WHAT TO WORK ON:
Extract each line holding the word "status" from the entries.

(Entries taken from a collection)
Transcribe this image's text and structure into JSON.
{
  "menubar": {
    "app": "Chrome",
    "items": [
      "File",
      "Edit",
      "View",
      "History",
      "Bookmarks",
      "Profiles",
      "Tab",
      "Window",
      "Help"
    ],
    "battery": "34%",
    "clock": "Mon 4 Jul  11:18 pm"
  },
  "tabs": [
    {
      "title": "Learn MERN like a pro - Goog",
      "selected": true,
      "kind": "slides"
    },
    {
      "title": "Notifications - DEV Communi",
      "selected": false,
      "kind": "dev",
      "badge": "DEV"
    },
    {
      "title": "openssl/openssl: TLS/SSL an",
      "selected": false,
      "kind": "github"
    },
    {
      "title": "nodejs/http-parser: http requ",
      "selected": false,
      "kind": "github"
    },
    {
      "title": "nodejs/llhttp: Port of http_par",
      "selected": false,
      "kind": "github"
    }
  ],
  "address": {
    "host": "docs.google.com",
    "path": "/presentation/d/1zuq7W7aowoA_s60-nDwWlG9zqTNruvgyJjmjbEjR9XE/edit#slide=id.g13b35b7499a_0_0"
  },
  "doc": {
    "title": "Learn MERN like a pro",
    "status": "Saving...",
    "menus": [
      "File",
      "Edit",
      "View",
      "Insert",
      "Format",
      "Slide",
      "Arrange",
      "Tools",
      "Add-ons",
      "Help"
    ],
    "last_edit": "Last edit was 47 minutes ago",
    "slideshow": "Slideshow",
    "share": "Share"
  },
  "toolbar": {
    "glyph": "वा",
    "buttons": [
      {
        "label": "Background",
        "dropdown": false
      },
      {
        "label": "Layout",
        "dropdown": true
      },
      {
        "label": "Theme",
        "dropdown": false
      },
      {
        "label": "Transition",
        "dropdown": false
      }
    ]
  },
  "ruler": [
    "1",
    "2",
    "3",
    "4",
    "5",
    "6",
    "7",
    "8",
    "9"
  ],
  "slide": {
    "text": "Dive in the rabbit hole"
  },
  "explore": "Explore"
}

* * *

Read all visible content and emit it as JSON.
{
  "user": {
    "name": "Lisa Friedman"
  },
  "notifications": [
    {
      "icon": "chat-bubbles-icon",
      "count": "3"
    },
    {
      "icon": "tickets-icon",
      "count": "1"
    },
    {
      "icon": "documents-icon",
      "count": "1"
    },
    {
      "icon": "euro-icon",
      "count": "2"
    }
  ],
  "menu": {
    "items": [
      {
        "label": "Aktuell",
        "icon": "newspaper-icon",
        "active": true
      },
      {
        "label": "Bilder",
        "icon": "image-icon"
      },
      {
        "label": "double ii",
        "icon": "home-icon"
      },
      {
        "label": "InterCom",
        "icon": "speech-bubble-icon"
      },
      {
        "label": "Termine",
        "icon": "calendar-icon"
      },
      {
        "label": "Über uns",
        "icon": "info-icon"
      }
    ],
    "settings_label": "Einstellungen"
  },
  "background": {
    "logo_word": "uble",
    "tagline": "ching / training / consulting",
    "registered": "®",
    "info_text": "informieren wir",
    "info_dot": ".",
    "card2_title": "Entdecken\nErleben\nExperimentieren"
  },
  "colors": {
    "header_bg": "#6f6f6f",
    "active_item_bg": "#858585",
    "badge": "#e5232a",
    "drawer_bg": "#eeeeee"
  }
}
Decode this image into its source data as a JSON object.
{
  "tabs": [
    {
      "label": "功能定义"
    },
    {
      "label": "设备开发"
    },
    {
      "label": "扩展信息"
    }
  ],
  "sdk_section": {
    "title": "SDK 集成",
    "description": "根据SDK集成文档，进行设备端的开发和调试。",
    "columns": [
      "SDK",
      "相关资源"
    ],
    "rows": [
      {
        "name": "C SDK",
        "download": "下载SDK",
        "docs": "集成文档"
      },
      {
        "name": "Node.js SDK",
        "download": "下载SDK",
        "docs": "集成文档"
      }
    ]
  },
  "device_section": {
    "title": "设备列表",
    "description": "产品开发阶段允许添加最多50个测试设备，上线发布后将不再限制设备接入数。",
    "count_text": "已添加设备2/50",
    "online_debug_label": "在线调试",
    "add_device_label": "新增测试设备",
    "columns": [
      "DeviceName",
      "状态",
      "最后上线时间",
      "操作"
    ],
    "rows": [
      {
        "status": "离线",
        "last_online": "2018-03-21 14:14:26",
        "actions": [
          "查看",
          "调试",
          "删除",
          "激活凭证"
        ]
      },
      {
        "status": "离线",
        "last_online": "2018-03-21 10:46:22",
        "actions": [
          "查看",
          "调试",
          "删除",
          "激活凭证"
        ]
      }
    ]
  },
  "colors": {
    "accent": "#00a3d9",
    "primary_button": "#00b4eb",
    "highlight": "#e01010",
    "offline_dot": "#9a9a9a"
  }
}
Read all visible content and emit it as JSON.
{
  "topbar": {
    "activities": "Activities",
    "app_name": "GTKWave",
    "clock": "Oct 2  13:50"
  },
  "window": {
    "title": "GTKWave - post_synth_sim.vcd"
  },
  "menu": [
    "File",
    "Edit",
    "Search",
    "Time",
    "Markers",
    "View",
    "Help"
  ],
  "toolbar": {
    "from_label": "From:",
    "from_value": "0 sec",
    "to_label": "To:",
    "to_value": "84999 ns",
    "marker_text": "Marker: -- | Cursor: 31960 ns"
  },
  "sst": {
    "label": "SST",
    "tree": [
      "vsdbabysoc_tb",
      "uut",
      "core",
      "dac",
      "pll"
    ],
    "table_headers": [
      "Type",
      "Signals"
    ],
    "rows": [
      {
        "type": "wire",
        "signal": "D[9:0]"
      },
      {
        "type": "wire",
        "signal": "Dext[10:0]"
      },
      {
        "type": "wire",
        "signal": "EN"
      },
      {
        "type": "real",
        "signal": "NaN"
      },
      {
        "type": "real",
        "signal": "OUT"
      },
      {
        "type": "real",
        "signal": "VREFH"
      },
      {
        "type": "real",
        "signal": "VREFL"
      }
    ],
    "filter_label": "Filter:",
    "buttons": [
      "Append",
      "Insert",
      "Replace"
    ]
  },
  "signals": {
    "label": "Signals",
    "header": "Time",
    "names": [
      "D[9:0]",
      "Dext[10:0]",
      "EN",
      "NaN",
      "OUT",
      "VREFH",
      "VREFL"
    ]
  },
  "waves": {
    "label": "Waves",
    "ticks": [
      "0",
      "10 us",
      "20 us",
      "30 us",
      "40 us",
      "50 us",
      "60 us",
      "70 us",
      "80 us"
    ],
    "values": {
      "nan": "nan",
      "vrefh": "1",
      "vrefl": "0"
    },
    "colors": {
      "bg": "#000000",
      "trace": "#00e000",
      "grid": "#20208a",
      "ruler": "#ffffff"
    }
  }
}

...

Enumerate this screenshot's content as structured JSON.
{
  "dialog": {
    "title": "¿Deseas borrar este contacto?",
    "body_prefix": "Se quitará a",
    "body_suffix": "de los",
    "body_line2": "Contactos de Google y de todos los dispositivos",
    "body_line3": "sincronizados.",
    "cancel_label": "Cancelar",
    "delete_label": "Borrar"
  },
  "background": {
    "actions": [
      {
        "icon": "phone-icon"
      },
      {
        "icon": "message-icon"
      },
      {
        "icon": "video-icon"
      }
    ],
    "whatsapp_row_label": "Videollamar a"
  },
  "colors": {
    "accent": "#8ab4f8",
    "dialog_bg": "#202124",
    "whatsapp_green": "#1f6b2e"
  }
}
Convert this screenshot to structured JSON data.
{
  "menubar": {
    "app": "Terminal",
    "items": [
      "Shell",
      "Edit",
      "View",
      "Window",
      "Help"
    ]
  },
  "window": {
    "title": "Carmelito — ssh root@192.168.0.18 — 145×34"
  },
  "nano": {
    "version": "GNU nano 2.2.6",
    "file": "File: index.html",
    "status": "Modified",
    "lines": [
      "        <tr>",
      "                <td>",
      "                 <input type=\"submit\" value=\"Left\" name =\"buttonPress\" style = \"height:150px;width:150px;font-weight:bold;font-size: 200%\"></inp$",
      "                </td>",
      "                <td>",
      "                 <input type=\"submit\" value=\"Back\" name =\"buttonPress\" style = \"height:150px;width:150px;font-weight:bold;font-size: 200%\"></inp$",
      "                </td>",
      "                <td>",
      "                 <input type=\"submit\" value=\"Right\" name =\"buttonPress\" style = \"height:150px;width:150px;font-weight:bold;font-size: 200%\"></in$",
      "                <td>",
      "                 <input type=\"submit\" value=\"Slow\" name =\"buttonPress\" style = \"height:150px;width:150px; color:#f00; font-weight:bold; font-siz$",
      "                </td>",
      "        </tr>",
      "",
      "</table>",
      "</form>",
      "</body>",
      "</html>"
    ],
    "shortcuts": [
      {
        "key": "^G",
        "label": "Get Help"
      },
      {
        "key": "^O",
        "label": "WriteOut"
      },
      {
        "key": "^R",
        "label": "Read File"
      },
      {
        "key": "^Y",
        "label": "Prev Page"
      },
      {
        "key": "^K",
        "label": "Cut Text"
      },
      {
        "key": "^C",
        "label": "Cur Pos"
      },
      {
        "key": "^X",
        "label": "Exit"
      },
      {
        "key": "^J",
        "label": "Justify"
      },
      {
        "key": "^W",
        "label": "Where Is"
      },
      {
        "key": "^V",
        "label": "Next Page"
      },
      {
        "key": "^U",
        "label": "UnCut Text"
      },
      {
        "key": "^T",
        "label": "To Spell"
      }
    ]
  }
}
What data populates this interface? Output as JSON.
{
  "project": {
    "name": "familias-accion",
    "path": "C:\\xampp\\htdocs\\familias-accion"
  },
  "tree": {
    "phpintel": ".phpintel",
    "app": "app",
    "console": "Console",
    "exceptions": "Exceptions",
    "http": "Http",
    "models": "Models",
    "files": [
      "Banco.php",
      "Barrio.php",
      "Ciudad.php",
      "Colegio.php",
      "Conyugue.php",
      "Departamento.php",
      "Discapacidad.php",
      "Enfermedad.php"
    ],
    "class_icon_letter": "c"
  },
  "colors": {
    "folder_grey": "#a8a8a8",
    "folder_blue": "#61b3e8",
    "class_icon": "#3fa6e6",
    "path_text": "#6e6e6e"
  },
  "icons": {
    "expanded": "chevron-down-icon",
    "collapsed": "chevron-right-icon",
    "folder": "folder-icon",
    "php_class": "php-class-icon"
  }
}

REPLY TO THE EXERCISE:
    "status": "Saving...",
        "status": "离线",
        "status": "离线",
    "status": "Modified",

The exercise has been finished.